Selling a stake would dent the advantage Deutsche Bank gains from the asset-management division’s profits, which are predictable compared with more-volatile investment-banking and trading profits. A stake sale would allow the lender to hold on to a business that Deutsche Bank officials including Mr. Cryan have praised as an important part of the bank. A partial float could help the bank once again expand the division while boosting its capital incrementally, some investors say.
Deutsche Bank also said Sunday it plans to fold its German retail-banking unit, Postbank, back into its ongoing operations. That is a reversal of costly plans announced in 2015 to separate the business in preparation for a spinoff. The bank was unable to find buyers willing to pay an attractive price for the unit in a crowded market where low interest rates have hurt retail-banking profits.
As part of Sunday’s announcement, DB said that Jeff Urwin, who led the investment banking division, will retire from the management board after a transition period, according to Bloomberg. Cryan will take direct oversight for the U.S. operations, and the firm is recombining its investment banking and trading units after splitting the two in 2015. Schenck will run the combined unit with Garth Ritchie, who currently leads the trading division.
While the stock has largely priced in the recent share offering, made possible by the recent near double in the stock price, among the other winners of today’s announcement are holders of the bank’s Contingent Converts, which has soared from a low of 70 during the selling panic in September to just shy of par.
The bank also announced the following new financial targets:
- 2018 Adjusted Costs of approximately EUR 22 billion and a further reduction to approximately EUR 21 billion by 2021, both include Postbank’s Adjusted Costs
- Post-tax RoTE of approximately 10% in a normalized operating environment
- Targeting a competitive dividend payout ratio for fiscal year 2018 and thereafter
- Fully loaded CET1 ratio to be comfortably above 13%
- Leverage ratio of 4.5%
In addition to the capital raise, operational restructuring and fine-tuned projections, Deutsche Bank also provided an update on current trading activity. The bank said it “has made a positive start in the first two trading months of 2017.” Among the highlights:
- Global Markets has performed strongly against a weaker comparable period in 2016 with Debt Sales & Trading revenues up over 30% while Equities Sales & Trading was flat year on year.
- Corporate Finance year to date performance was strong with revenues up over 15% year on year reflecting positive momentum in primary markets that drove significant increases in debt and equity issuance.
- Global Transaction Banking saw resilience in its client franchise, but single digit lower revenue performance in a macro environment that remains challenging and from the consequences of intentional reductions in client perimeter during 2016.
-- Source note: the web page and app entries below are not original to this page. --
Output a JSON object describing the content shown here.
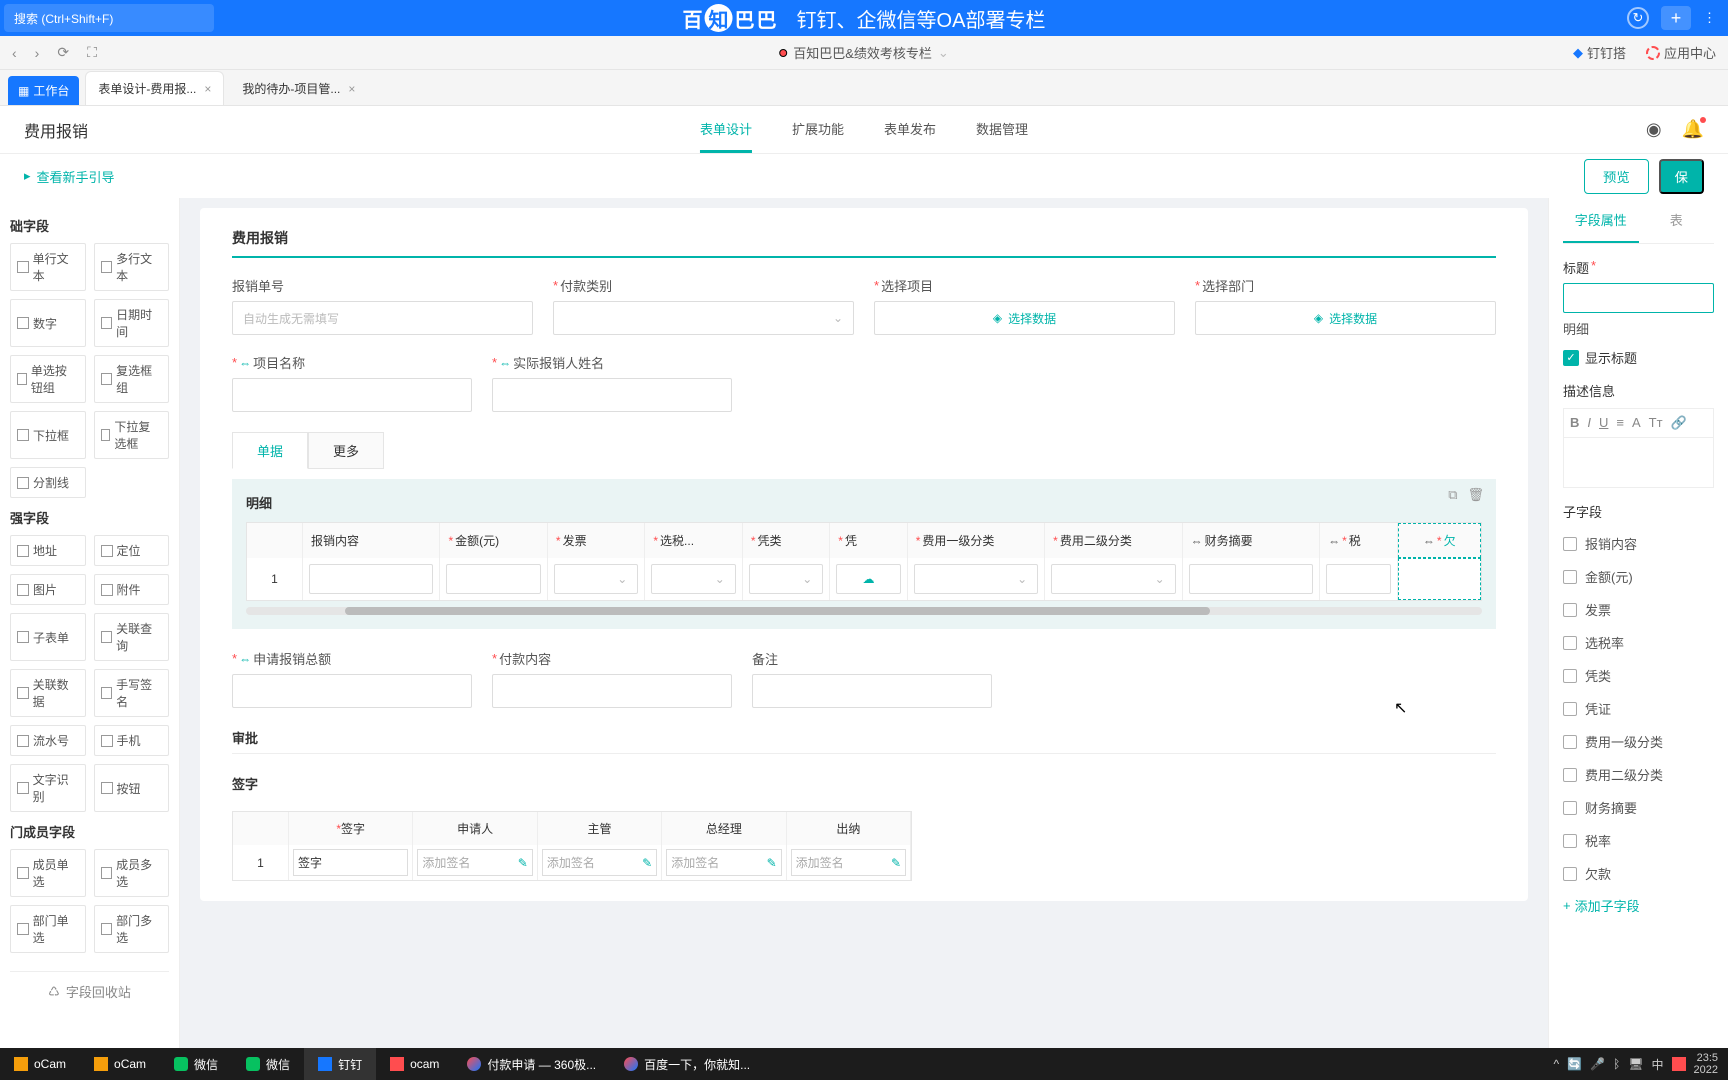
{
  "topbar": {
    "search_placeholder": "搜索 (Ctrl+Shift+F)",
    "banner_logo": {
      "b1": "百",
      "b2": "知",
      "b3": "巴",
      "b4": "巴"
    },
    "banner_text": "钉钉、企微信等OA部署专栏"
  },
  "navbar": {
    "workspace": "百知巴巴&绩效考核专栏",
    "dingding": "钉钉搭",
    "appcenter": "应用中心"
  },
  "tabs": {
    "workbench": "工作台",
    "tab1": "表单设计-费用报...",
    "tab2": "我的待办-项目管..."
  },
  "header": {
    "title": "费用报销",
    "nav": [
      "表单设计",
      "扩展功能",
      "表单发布",
      "数据管理"
    ]
  },
  "subheader": {
    "guide": "查看新手引导",
    "preview": "预览",
    "save": "保"
  },
  "palette": {
    "sections": [
      {
        "title": "础字段",
        "items": [
          "单行文本",
          "多行文本",
          "数字",
          "日期时间",
          "单选按钮组",
          "复选框组",
          "下拉框",
          "下拉复选框",
          "分割线"
        ]
      },
      {
        "title": "强字段",
        "items": [
          "地址",
          "定位",
          "图片",
          "附件",
          "子表单",
          "关联查询",
          "关联数据",
          "手写签名",
          "流水号",
          "手机",
          "文字识别",
          "按钮"
        ]
      },
      {
        "title": "门成员字段",
        "items": [
          "成员单选",
          "成员多选",
          "部门单选",
          "部门多选"
        ]
      }
    ],
    "recycle": "字段回收站"
  },
  "form": {
    "section_title": "费用报销",
    "fields": {
      "order_no": {
        "label": "报销单号",
        "placeholder": "自动生成无需填写"
      },
      "pay_type": {
        "label": "付款类别"
      },
      "project_sel": {
        "label": "选择项目",
        "btn": "选择数据"
      },
      "dept_sel": {
        "label": "选择部门",
        "btn": "选择数据"
      },
      "project_name": {
        "label": "项目名称"
      },
      "real_person": {
        "label": "实际报销人姓名"
      },
      "total": {
        "label": "申请报销总额"
      },
      "pay_content": {
        "label": "付款内容"
      },
      "remark": {
        "label": "备注"
      }
    },
    "detail_tabs": [
      "单据",
      "更多"
    ],
    "detail_title": "明细",
    "detail_cols": [
      "报销内容",
      "金额(元)",
      "发票",
      "选税...",
      "凭类",
      "凭",
      "费用一级分类",
      "费用二级分类",
      "财务摘要",
      "税",
      "欠"
    ],
    "approve_title": "审批",
    "sign_title": "签字",
    "sign_cols": [
      "签字",
      "申请人",
      "主管",
      "总经理",
      "出纳"
    ],
    "sign_label": "签字",
    "add_sign": "添加签名"
  },
  "props": {
    "tabs": [
      "字段属性",
      "表"
    ],
    "title_label": "标题",
    "title_value": "明细",
    "show_title": "显示标题",
    "desc_label": "描述信息",
    "subfield_label": "子字段",
    "subfields": [
      "报销内容",
      "金额(元)",
      "发票",
      "选税率",
      "凭类",
      "凭证",
      "费用一级分类",
      "费用二级分类",
      "财务摘要",
      "税率",
      "欠款"
    ],
    "add_sub": "添加子字段"
  },
  "taskbar": {
    "items": [
      "oCam",
      "oCam",
      "微信",
      "微信",
      "钉钉",
      "ocam",
      "付款申请 — 360极...",
      "百度一下，你就知..."
    ],
    "time": "23:5",
    "date": "2022"
  }
}
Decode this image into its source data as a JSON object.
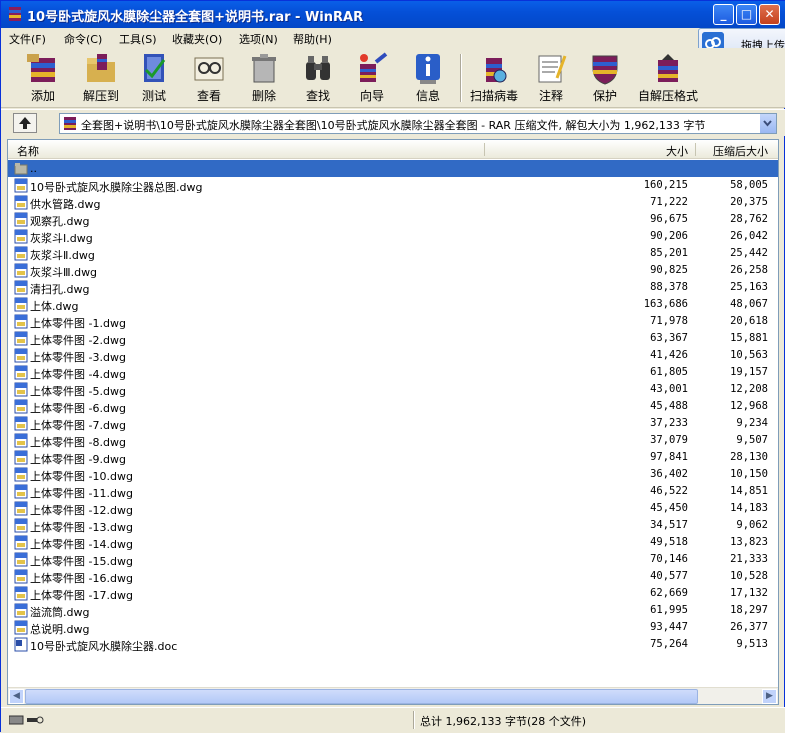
{
  "window": {
    "title": "10号卧式旋风水膜除尘器全套图+说明书.rar - WinRAR",
    "minimize_glyph": "_",
    "maximize_glyph": "□",
    "close_glyph": "✕"
  },
  "menu": [
    "文件(F)",
    "命令(C)",
    "工具(S)",
    "收藏夹(O)",
    "选项(N)",
    "帮助(H)"
  ],
  "upload": {
    "label": "拖拽上传"
  },
  "toolbar": [
    {
      "label": "添加",
      "icon": "add-icon"
    },
    {
      "label": "解压到",
      "icon": "extract-to-icon"
    },
    {
      "label": "测试",
      "icon": "test-icon"
    },
    {
      "label": "查看",
      "icon": "view-icon"
    },
    {
      "label": "删除",
      "icon": "delete-icon"
    },
    {
      "label": "查找",
      "icon": "find-icon"
    },
    {
      "label": "向导",
      "icon": "wizard-icon"
    },
    {
      "label": "信息",
      "icon": "info-icon"
    },
    {
      "label": "扫描病毒",
      "icon": "virus-scan-icon"
    },
    {
      "label": "注释",
      "icon": "comment-icon"
    },
    {
      "label": "保护",
      "icon": "protect-icon"
    },
    {
      "label": "自解压格式",
      "icon": "sfx-icon"
    }
  ],
  "address": {
    "path": "全套图+说明书\\10号卧式旋风水膜除尘器全套图\\10号卧式旋风水膜除尘器全套图 - RAR 压缩文件, 解包大小为 1,962,133 字节"
  },
  "columns": {
    "name": "名称",
    "size": "大小",
    "packed": "压缩后大小"
  },
  "files": [
    {
      "name": "..",
      "size": "",
      "packed": "",
      "type": "folder",
      "selected": true
    },
    {
      "name": "10号卧式旋风水膜除尘器总图.dwg",
      "size": "160,215",
      "packed": "58,005",
      "type": "dwg"
    },
    {
      "name": "供水管路.dwg",
      "size": "71,222",
      "packed": "20,375",
      "type": "dwg"
    },
    {
      "name": "观察孔.dwg",
      "size": "96,675",
      "packed": "28,762",
      "type": "dwg"
    },
    {
      "name": "灰浆斗Ⅰ.dwg",
      "size": "90,206",
      "packed": "26,042",
      "type": "dwg"
    },
    {
      "name": "灰浆斗Ⅱ.dwg",
      "size": "85,201",
      "packed": "25,442",
      "type": "dwg"
    },
    {
      "name": "灰浆斗Ⅲ.dwg",
      "size": "90,825",
      "packed": "26,258",
      "type": "dwg"
    },
    {
      "name": "清扫孔.dwg",
      "size": "88,378",
      "packed": "25,163",
      "type": "dwg"
    },
    {
      "name": "上体.dwg",
      "size": "163,686",
      "packed": "48,067",
      "type": "dwg"
    },
    {
      "name": "上体零件图 -1.dwg",
      "size": "71,978",
      "packed": "20,618",
      "type": "dwg"
    },
    {
      "name": "上体零件图 -2.dwg",
      "size": "63,367",
      "packed": "15,881",
      "type": "dwg"
    },
    {
      "name": "上体零件图 -3.dwg",
      "size": "41,426",
      "packed": "10,563",
      "type": "dwg"
    },
    {
      "name": "上体零件图 -4.dwg",
      "size": "61,805",
      "packed": "19,157",
      "type": "dwg"
    },
    {
      "name": "上体零件图 -5.dwg",
      "size": "43,001",
      "packed": "12,208",
      "type": "dwg"
    },
    {
      "name": "上体零件图 -6.dwg",
      "size": "45,488",
      "packed": "12,968",
      "type": "dwg"
    },
    {
      "name": "上体零件图 -7.dwg",
      "size": "37,233",
      "packed": "9,234",
      "type": "dwg"
    },
    {
      "name": "上体零件图 -8.dwg",
      "size": "37,079",
      "packed": "9,507",
      "type": "dwg"
    },
    {
      "name": "上体零件图 -9.dwg",
      "size": "97,841",
      "packed": "28,130",
      "type": "dwg"
    },
    {
      "name": "上体零件图 -10.dwg",
      "size": "36,402",
      "packed": "10,150",
      "type": "dwg"
    },
    {
      "name": "上体零件图 -11.dwg",
      "size": "46,522",
      "packed": "14,851",
      "type": "dwg"
    },
    {
      "name": "上体零件图 -12.dwg",
      "size": "45,450",
      "packed": "14,183",
      "type": "dwg"
    },
    {
      "name": "上体零件图 -13.dwg",
      "size": "34,517",
      "packed": "9,062",
      "type": "dwg"
    },
    {
      "name": "上体零件图 -14.dwg",
      "size": "49,518",
      "packed": "13,823",
      "type": "dwg"
    },
    {
      "name": "上体零件图 -15.dwg",
      "size": "70,146",
      "packed": "21,333",
      "type": "dwg"
    },
    {
      "name": "上体零件图 -16.dwg",
      "size": "40,577",
      "packed": "10,528",
      "type": "dwg"
    },
    {
      "name": "上体零件图 -17.dwg",
      "size": "62,669",
      "packed": "17,132",
      "type": "dwg"
    },
    {
      "name": "溢流筒.dwg",
      "size": "61,995",
      "packed": "18,297",
      "type": "dwg"
    },
    {
      "name": "总说明.dwg",
      "size": "93,447",
      "packed": "26,377",
      "type": "dwg"
    },
    {
      "name": "10号卧式旋风水膜除尘器.doc",
      "size": "75,264",
      "packed": "9,513",
      "type": "doc"
    }
  ],
  "status": {
    "text": "总计 1,962,133 字节(28 个文件)"
  },
  "colors": {
    "titlebar": "#0550d8",
    "selection": "#316ac5",
    "chrome": "#ece9d8"
  }
}
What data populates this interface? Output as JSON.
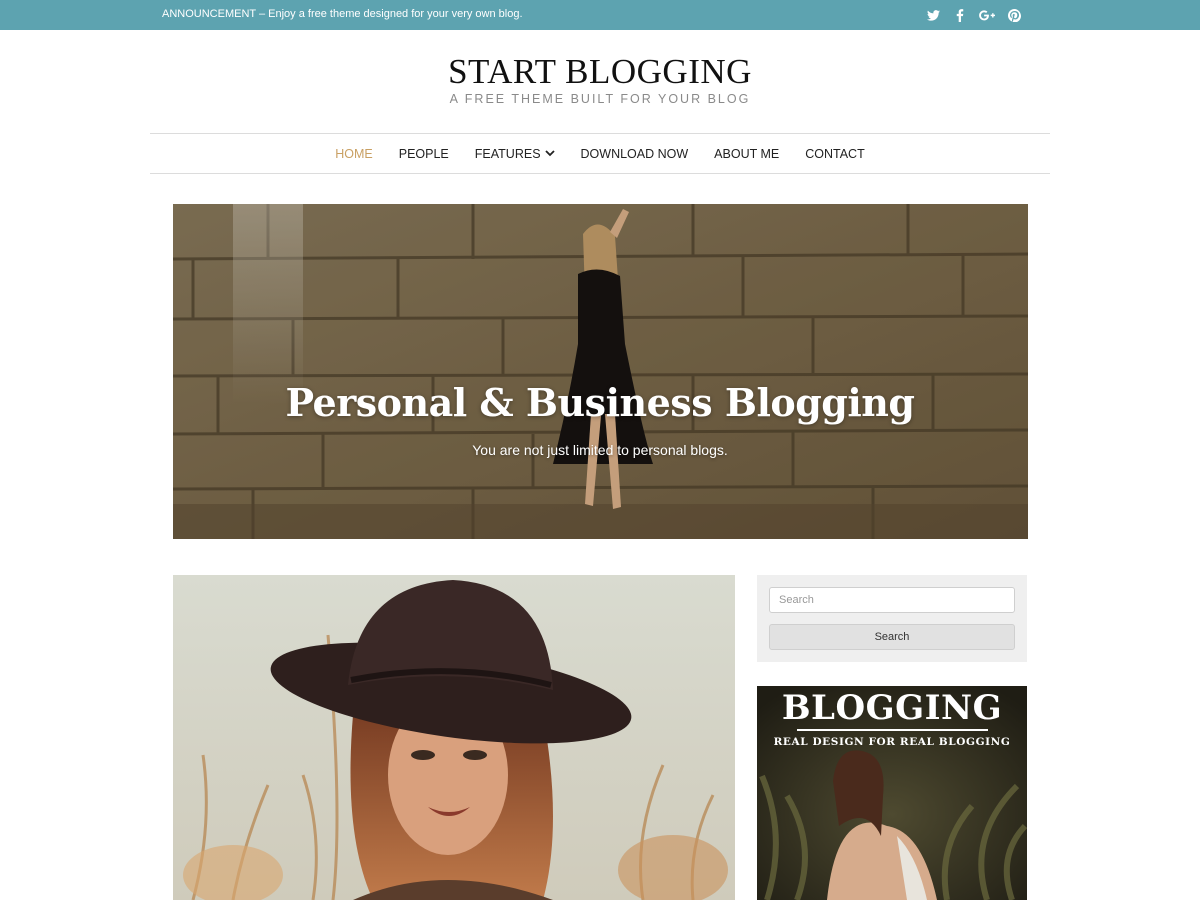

- In Private Wealth & Commercial Clients (PW&CC), revenues were flat versus the comparable period in 2016 as the impact of low interest rates was mainly offset by positive developments in investment products supported by asset and deposit inflows.
- In Postbank, operating performance was flat, but reported revenues were slightly down given the absence of one-off gains in the prior year and weaker hedging results.
- Deutsche Asset Management had a modest improvement in revenues as well as the reversal of negative asset flows seen in 2016.
DB announced an analyst event will take place tomorrow, March 6, at 14:00 GMT in London to detail these actions and updated targets.
This post originally appeared on Zero Hedge